:: RECORDS PROVIDED ::

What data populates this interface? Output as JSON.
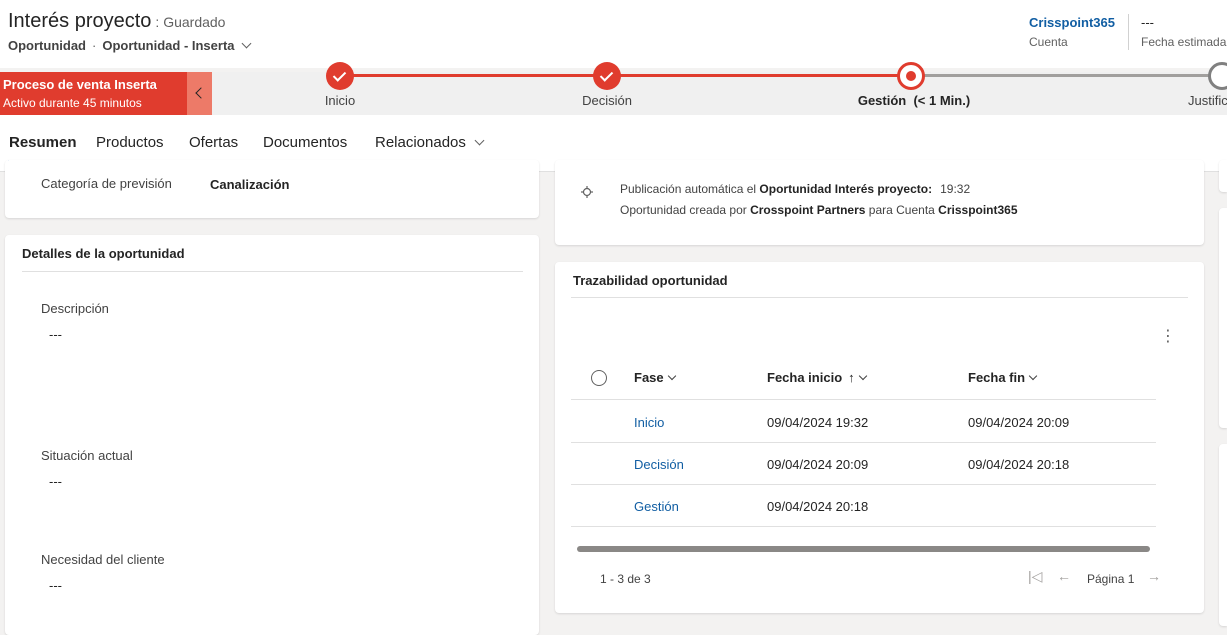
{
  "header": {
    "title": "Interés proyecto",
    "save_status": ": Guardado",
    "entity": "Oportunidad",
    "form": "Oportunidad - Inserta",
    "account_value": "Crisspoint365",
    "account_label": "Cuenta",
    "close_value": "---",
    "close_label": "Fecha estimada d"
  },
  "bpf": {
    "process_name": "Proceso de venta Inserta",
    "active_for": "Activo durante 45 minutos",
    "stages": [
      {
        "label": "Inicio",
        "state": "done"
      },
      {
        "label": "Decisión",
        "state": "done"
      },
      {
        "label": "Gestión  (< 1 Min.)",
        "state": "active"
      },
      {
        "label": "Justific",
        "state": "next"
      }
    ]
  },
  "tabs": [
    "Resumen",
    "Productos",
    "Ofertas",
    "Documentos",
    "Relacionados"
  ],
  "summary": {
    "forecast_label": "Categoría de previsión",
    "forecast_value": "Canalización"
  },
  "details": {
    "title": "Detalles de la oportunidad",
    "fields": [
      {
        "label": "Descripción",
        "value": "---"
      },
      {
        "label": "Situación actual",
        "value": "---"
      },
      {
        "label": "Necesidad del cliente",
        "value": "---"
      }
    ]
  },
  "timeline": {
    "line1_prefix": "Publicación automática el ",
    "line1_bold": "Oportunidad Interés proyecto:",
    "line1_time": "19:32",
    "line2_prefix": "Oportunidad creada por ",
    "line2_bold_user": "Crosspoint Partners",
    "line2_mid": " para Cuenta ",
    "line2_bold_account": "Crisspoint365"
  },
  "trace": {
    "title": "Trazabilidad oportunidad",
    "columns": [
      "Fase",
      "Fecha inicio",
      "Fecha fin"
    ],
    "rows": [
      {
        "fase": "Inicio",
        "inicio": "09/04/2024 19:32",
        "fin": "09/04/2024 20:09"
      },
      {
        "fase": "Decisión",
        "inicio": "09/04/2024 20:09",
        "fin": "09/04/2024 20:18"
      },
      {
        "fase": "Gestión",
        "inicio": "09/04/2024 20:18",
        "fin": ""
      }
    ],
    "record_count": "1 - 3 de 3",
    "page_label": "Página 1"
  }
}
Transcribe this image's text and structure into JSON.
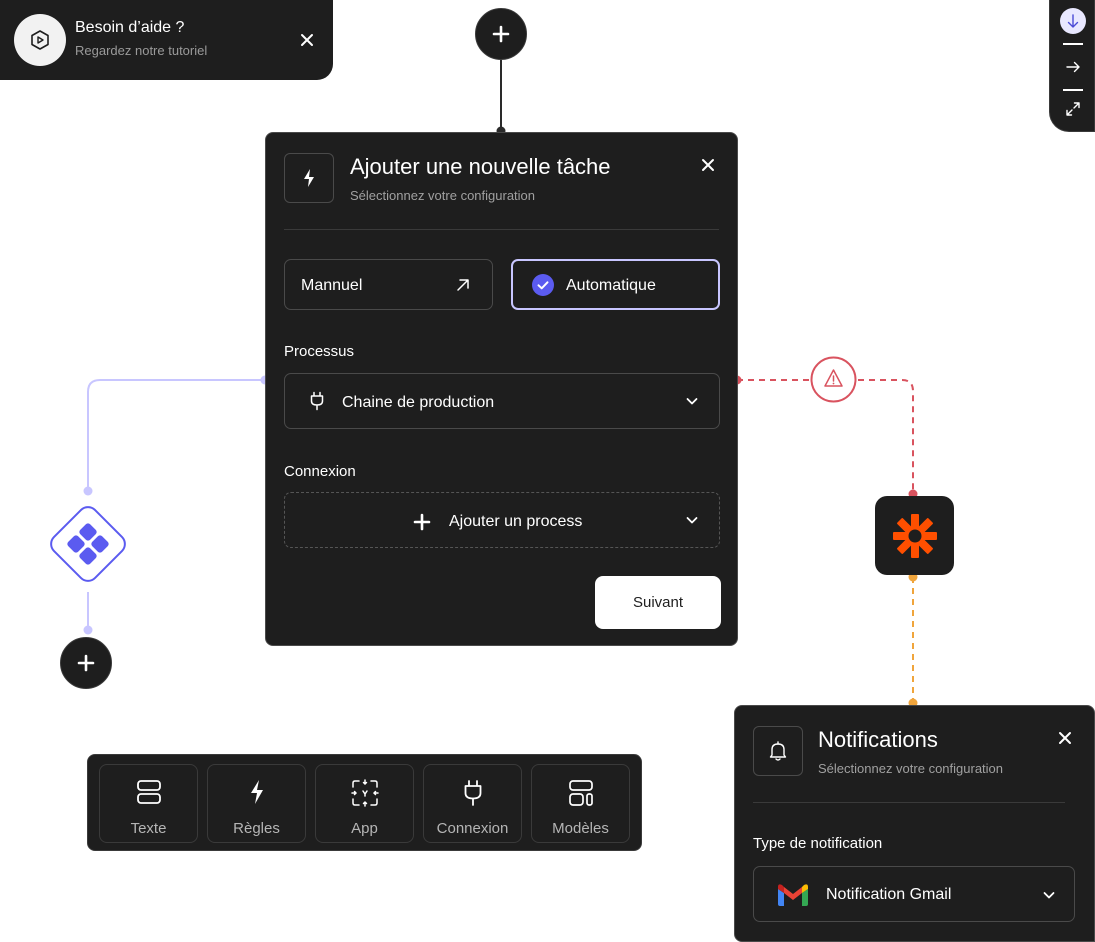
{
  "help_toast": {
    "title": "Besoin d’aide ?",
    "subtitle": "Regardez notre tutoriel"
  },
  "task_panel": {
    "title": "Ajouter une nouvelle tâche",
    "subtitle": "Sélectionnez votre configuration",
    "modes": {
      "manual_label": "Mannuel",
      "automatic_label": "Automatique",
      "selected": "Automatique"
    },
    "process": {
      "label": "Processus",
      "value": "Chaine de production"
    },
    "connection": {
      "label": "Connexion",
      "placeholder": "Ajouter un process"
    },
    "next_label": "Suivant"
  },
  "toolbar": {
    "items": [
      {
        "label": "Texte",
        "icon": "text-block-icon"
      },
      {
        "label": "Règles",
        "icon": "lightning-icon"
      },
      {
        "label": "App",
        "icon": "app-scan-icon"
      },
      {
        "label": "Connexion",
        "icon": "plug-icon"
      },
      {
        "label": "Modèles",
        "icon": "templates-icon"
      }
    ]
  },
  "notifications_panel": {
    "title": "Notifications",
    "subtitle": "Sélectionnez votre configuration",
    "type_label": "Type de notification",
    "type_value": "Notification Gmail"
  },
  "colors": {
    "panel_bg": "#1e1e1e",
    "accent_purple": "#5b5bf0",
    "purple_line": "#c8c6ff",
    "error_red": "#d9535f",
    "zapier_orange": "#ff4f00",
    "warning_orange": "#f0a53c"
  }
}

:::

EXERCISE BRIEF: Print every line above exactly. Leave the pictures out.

RESPONSE BOX:
What data populates this interface? Output as JSON.
{
  "header": {
    "title": "Interés proyecto",
    "save_status": ": Guardado",
    "entity": "Oportunidad",
    "form": "Oportunidad - Inserta",
    "account_value": "Crisspoint365",
    "account_label": "Cuenta",
    "close_value": "---",
    "close_label": "Fecha estimada d"
  },
  "bpf": {
    "process_name": "Proceso de venta Inserta",
    "active_for": "Activo durante 45 minutos",
    "stages": [
      {
        "label": "Inicio",
        "state": "done"
      },
      {
        "label": "Decisión",
        "state": "done"
      },
      {
        "label": "Gestión  (< 1 Min.)",
        "state": "active"
      },
      {
        "label": "Justific",
        "state": "next"
      }
    ]
  },
  "tabs": [
    "Resumen",
    "Productos",
    "Ofertas",
    "Documentos",
    "Relacionados"
  ],
  "summary": {
    "forecast_label": "Categoría de previsión",
    "forecast_value": "Canalización"
  },
  "details": {
    "title": "Detalles de la oportunidad",
    "fields": [
      {
        "label": "Descripción",
        "value": "---"
      },
      {
        "label": "Situación actual",
        "value": "---"
      },
      {
        "label": "Necesidad del cliente",
        "value": "---"
      }
    ]
  },
  "timeline": {
    "line1_prefix": "Publicación automática el ",
    "line1_bold": "Oportunidad Interés proyecto:",
    "line1_time": "19:32",
    "line2_prefix": "Oportunidad creada por ",
    "line2_bold_user": "Crosspoint Partners",
    "line2_mid": " para Cuenta ",
    "line2_bold_account": "Crisspoint365"
  },
  "trace": {
    "title": "Trazabilidad oportunidad",
    "columns": [
      "Fase",
      "Fecha inicio",
      "Fecha fin"
    ],
    "rows": [
      {
        "fase": "Inicio",
        "inicio": "09/04/2024 19:32",
        "fin": "09/04/2024 20:09"
      },
      {
        "fase": "Decisión",
        "inicio": "09/04/2024 20:09",
        "fin": "09/04/2024 20:18"
      },
      {
        "fase": "Gestión",
        "inicio": "09/04/2024 20:18",
        "fin": ""
      }
    ],
    "record_count": "1 - 3 de 3",
    "page_label": "Página 1"
  }
}
Transcribe this image's text and structure into JSON.
{
  "help_toast": {
    "title": "Besoin d’aide ?",
    "subtitle": "Regardez notre tutoriel"
  },
  "task_panel": {
    "title": "Ajouter une nouvelle tâche",
    "subtitle": "Sélectionnez votre configuration",
    "modes": {
      "manual_label": "Mannuel",
      "automatic_label": "Automatique",
      "selected": "Automatique"
    },
    "process": {
      "label": "Processus",
      "value": "Chaine de production"
    },
    "connection": {
      "label": "Connexion",
      "placeholder": "Ajouter un process"
    },
    "next_label": "Suivant"
  },
  "toolbar": {
    "items": [
      {
        "label": "Texte",
        "icon": "text-block-icon"
      },
      {
        "label": "Règles",
        "icon": "lightning-icon"
      },
      {
        "label": "App",
        "icon": "app-scan-icon"
      },
      {
        "label": "Connexion",
        "icon": "plug-icon"
      },
      {
        "label": "Modèles",
        "icon": "templates-icon"
      }
    ]
  },
  "notifications_panel": {
    "title": "Notifications",
    "subtitle": "Sélectionnez votre configuration",
    "type_label": "Type de notification",
    "type_value": "Notification Gmail"
  },
  "colors": {
    "panel_bg": "#1e1e1e",
    "accent_purple": "#5b5bf0",
    "purple_line": "#c8c6ff",
    "error_red": "#d9535f",
    "zapier_orange": "#ff4f00",
    "warning_orange": "#f0a53c"
  }
}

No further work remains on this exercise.